Format: AC-3, Blu-ray, DTS Surround Sound, NTSC, Subtitled, Widescreen
Language: English (DTS 5.1)
Subtitles: English, Spanish
Aspect Ratio: 1.78:1
Number of discs: 1
Rated: R (Restricted)
Studio: 20th Century Fox
Release Date: April 8, 2014
Run Time: 91 minutes
Saying that Bad Ass 2: Bad Asses is better than Bad Ass offers little promise of quality; enduring the small-stature bravado of Danny Trejo’s persona is far less believable when forced to watch him attempt to act. Never before have I longed so desperately for Robert Rodriguez to swoop in and make light of bad filmmaking and horrendously contrived melodrama. Trejo really never belongs in a leading role, unless it is a film which is based entirely upon a joke premise that allows him to revel in bad acting. Bad Asses is nowhere close to the Machete franchise, but at least throws logic and common sense away in the climactic sequences. The absolute absurdity makes these moments unbelievable and campy, and this is almost bad enough to save Bad Asses from itself and its stars.
The ‘based on a true story’ premise is tossed to the wind this time around, though this was little more than a jumping off point for the first movie anyway. Known for protecting the weak and helpless in his
community, Frank Vega (Trejo) runs a community center where he trains boxers.
After a secret life dealing drugs ruins the life of his star pupil, Vega sets
out for justice against a kingpin. Trejo alone is not enough to carry another
film, though he tries hard enough to intimidate with countless pointless action
sequences that pit him against a large number of younger assailants.

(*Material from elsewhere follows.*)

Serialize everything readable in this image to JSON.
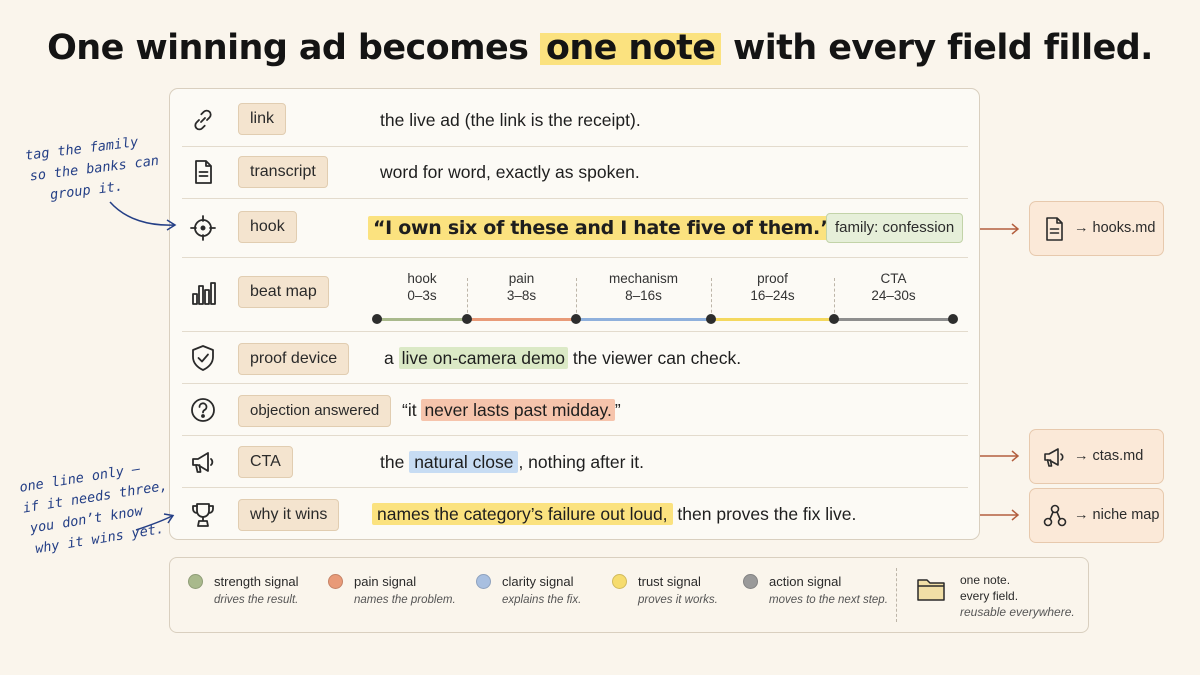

One old man may have been a bit too unrealistic to fight a crime lord who comes equipped with a helicopter, so Vega enlists the help of an elderly agoraphobic liquor store owner named Bernie (Danny Glover). This instantly sets into motion a Lethal Weapon dynamic of bad one-liners and predictable action sequences, but Bad Asses finds its stride when throwing all logic out of the window. Neither one of these actors can carry a film alone, but the chemistry between them paired with the stupidity of the script is an oddly fitting match. Endure the first 70 minutes for a mildly amusing finale.
The Blu-ray offers little in terms of visual or audio enhancement, though the quality of filmmaking has improved greatly from the first film. Again, this is hardly a compliment. The special features include only a making-of featurette of the most generic quality.
Entertainment Value: 4.5/10
Quality of Filmmaking: 3.5/10
Historical Significance: 2/10
Special Features: 2.5/10